Nothing could be further from the truth. In fact, it was a defensive measure to defend Cuba from the prospect of another U.S. invasion of the island. The Russians and the Cubans figured that if the United States was faced with the possibility of Cuba’s defending itself with nuclear weapons, that might deter the United States from again attacking. Alternatively, they figured that if the U.S. did attack, they would be able to better defend themselves against a much more powerful military force with tactical nuclear weapons.
As soon as President Kennedy promised not to invade Cuba again, the Russians removed their nuclear weapons from the island. That’s not to say that the U.S. gave up its goal of regime change. It continued trying to achieve that with its brutal embargo, which continues to this day, and its assassination program against Castro.
Throughout the Cuban Missile Crisis, the Pentagon and the CIA were aching for war, even if it meant all-out nuclear war with the Soviets. They figured that since war with the communist world was inevitable anyway, better for Americans to start it now when the Soviets’ nuclear capability was still limited.

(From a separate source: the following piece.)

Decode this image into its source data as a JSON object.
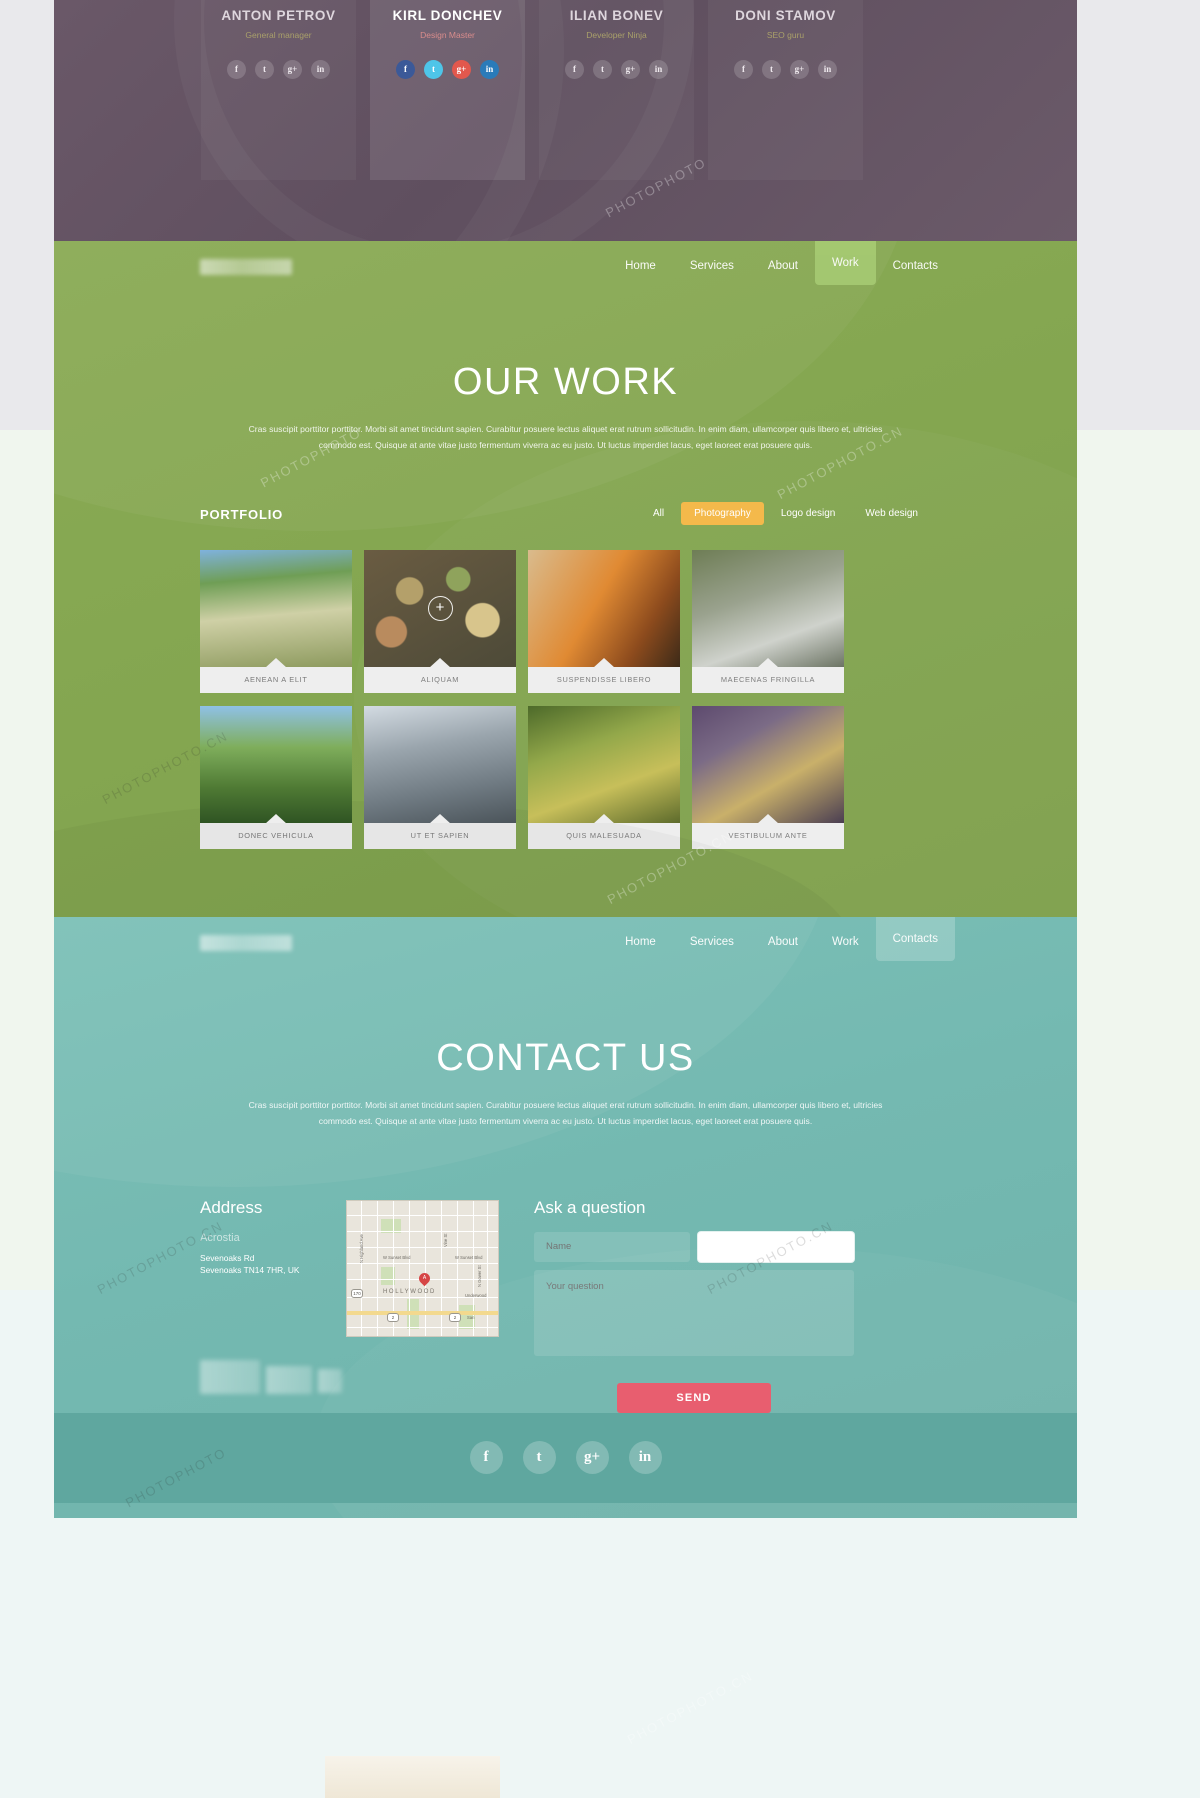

In fact, I’ll bet that most Americans don’t realize that the Joint Chiefs of Staff presented Kennedy with a plan calling for a surprise full-scale nuclear attack on the entire Soviet Union. They assured Kennedy that “we” would win the war because we would only lose 40 million people while everyone in Russia and the Soviet Union would be dead. Kennedy walked away from the meeting muttering angrily and indignantly, “And we call ourselves the human race.”
And then there was Operation Northwoods, the plan the Joint Chiefs of Staff unanimously recommended to Kennedy. It called for terrorist attacks and plane hijackings here in the United States carried out by federal agents falsely portraying themselves as Cuban communist terrorists. To make the plan more authentic, real people would die. Kennedy’s job would be to go on national television and falsely exclaim, “We’ve just been attacked by the Cuban communists and so we must now invade the island to defend ourselves.” To Kennedy’s everlasting credit, he rejected Operation Northwoods, just as he rejected the Pentagon’s plan for a surprise nuclear attack on Russia.
But the fact is that even though the Cold War ended in 1989, the Pentagon and the CIA have never lost their Cold War mindset, at least not with respect to Russia and North Korea and, to a certain extent, China. That’s what the continued embargo against Cuba is all about. That’s what the anti-Russia brouhaha is all about. It’s what the U.S. “pivot” to the Asia is all about. It’s why U.S. troops are still stationed in South Korea more than 70 years after suspension of the country’s civil war.
And so here we are in 2017 facing the very real possibility of war in Korea, a war that could very quickly turn nuclear, with the distinct possibility of Chinese involvement. The big difference between then and now is President Kennedy and President Trump. Kennedy was willing to stand up to the national-security establishment. Trump isn’t; in fact, it is clear by now that he has been fully absorbed by the national-security establishment. That doesn’t bode well for the people living in both North Korea and South Korea. It also doesn’t bode well for Americans and everyone else.